Every single piece of plastic that has ever been created since the 19th century is still somewhere on our planet.  So recycling the plastic you use is good, right?  Yes.  But recycling is the third choice in the standard mantra … REDUCE, REUSE, then recycle.  But we believe in going a couple of steps further: REFUSE, REJECT, Reduce, Reuse, Recycle.

Adding to this, starting on January 1, Seattle residents can no longer recycle plastic bags or wrap in their home recycling.  But instead of finding alternative recycling options, let’s instead learn how to live without plastic bags or wrap.

Mindful Momma has some ideas for plastic wrap alternatives, as does the blog Treading My Own Path.

Organic Authority can help you with ideas for living without plastic bags.  And here are more ideas from The Zero Shop.

Beyond bags and wrap, here are links to websites with tips for reducing your plastic consumption, and reusing the plastics you already have.

Did you know that of the 33 million tons of plastic waste generated in the US in 2013, only 9 percent was recovered for recycling? Here are 17 ways to reduce your plastic waste.

While most plastics are touted as recyclable, the reality is that they’re “downcycled.”  A plastic milk carton can never be recycled into another carton — it can be made into a lower-quality item like plastic lumber, which can’t be recycled.  Here are 16 ways to reduce your plastic waste.

Think of the Pacific garbage patch whenever you feel tempted to buy water, get a to-go cup or buy liquid laundry detergent, and read these 51 ways to reduce plastic use.

No one is expected or encouraged to give up plastic cold turkey.
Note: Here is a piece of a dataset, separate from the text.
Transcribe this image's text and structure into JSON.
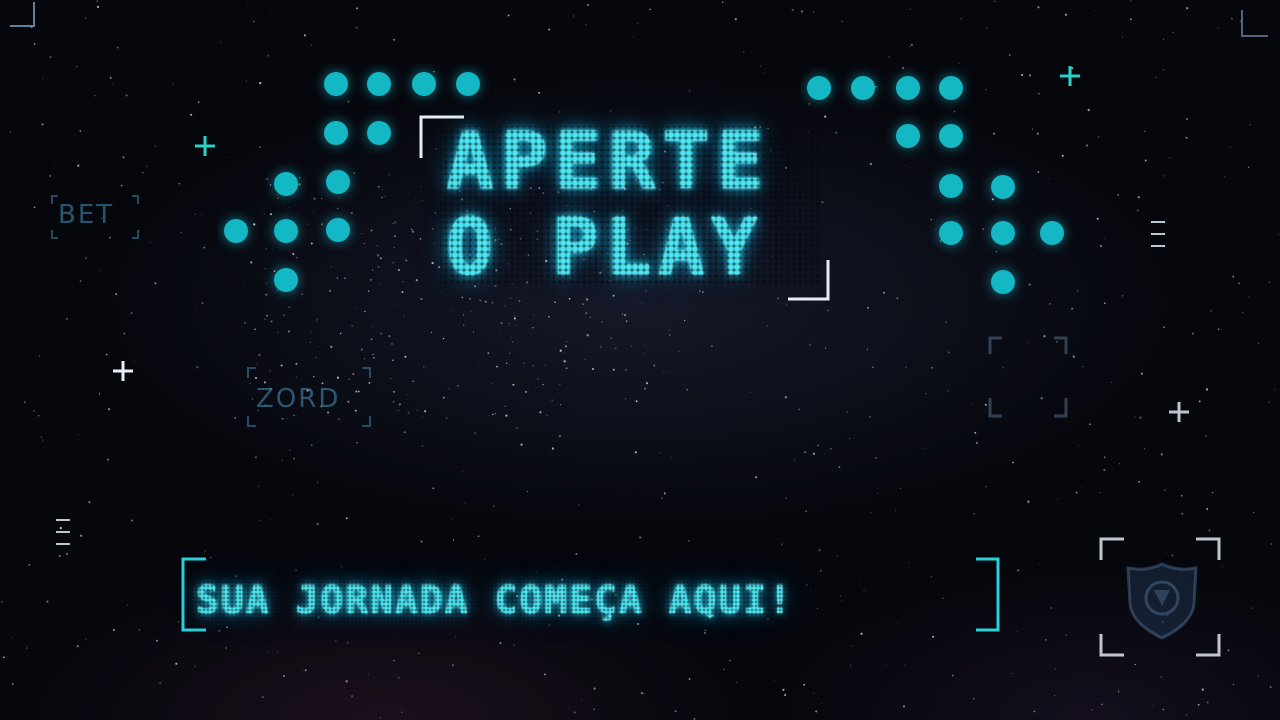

Ease into it. Decide to make a couple personal lifestyle adjustments and other plastic free alternatives will seep into your routine naturally, you’ll see.  And here are even more tips to help you along!

There are concerns about reusing plastics for food purposes.   Not all plastics are the same and there are some plastics that are better (less bad) for food applications.

Take a deep breath, then take baby steps.  You can do it!